— PROBLEM STATEMENT —
Exactly as written, return the entries below, minus any pictures.

— DATASET EXCERPTS —
-- Opening Marker --

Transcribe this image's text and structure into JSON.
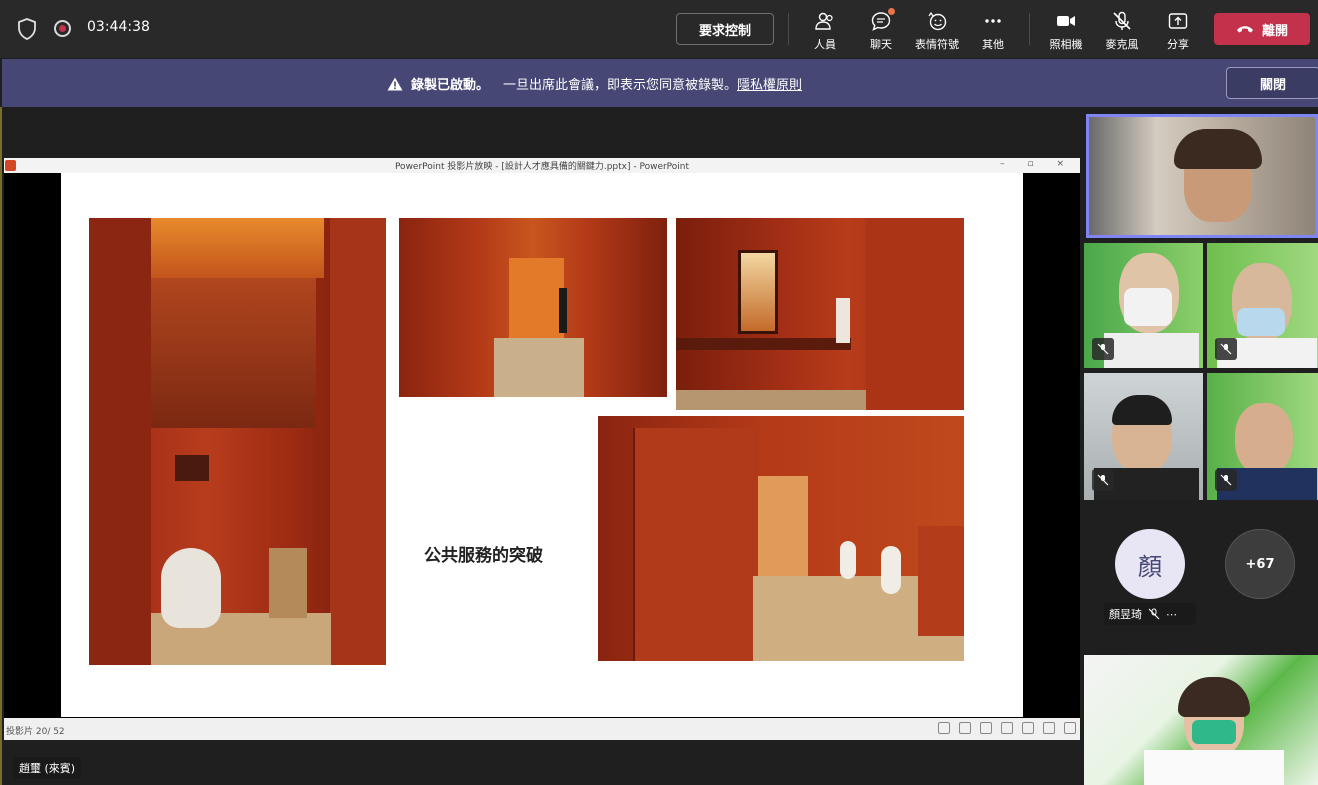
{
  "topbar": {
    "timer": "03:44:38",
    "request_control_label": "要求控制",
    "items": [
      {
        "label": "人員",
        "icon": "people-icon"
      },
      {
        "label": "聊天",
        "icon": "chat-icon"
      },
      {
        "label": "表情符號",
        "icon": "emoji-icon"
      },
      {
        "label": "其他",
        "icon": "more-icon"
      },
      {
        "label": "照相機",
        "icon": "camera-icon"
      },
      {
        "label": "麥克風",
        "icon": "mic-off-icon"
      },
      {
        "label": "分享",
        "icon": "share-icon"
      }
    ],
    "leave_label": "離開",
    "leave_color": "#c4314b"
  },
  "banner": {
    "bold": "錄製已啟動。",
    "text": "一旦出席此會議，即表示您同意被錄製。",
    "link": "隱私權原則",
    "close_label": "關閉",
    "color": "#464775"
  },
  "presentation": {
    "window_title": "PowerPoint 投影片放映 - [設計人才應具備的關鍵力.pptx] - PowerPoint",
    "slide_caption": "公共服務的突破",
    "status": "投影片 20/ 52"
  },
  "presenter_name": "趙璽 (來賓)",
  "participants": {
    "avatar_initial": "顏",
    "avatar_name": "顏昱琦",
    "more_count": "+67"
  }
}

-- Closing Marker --

— ANSWER TO THE EXERCISE —
Transcribe this image's text and structure into JSON.
{
  "topbar": {
    "timer": "03:44:38",
    "request_control_label": "要求控制",
    "items": [
      {
        "label": "人員",
        "icon": "people-icon"
      },
      {
        "label": "聊天",
        "icon": "chat-icon"
      },
      {
        "label": "表情符號",
        "icon": "emoji-icon"
      },
      {
        "label": "其他",
        "icon": "more-icon"
      },
      {
        "label": "照相機",
        "icon": "camera-icon"
      },
      {
        "label": "麥克風",
        "icon": "mic-off-icon"
      },
      {
        "label": "分享",
        "icon": "share-icon"
      }
    ],
    "leave_label": "離開",
    "leave_color": "#c4314b"
  },
  "banner": {
    "bold": "錄製已啟動。",
    "text": "一旦出席此會議，即表示您同意被錄製。",
    "link": "隱私權原則",
    "close_label": "關閉",
    "color": "#464775"
  },
  "presentation": {
    "window_title": "PowerPoint 投影片放映 - [設計人才應具備的關鍵力.pptx] - PowerPoint",
    "slide_caption": "公共服務的突破",
    "status": "投影片 20/ 52"
  },
  "presenter_name": "趙璽 (來賓)",
  "participants": {
    "avatar_initial": "顏",
    "avatar_name": "顏昱琦",
    "more_count": "+67"
  }
}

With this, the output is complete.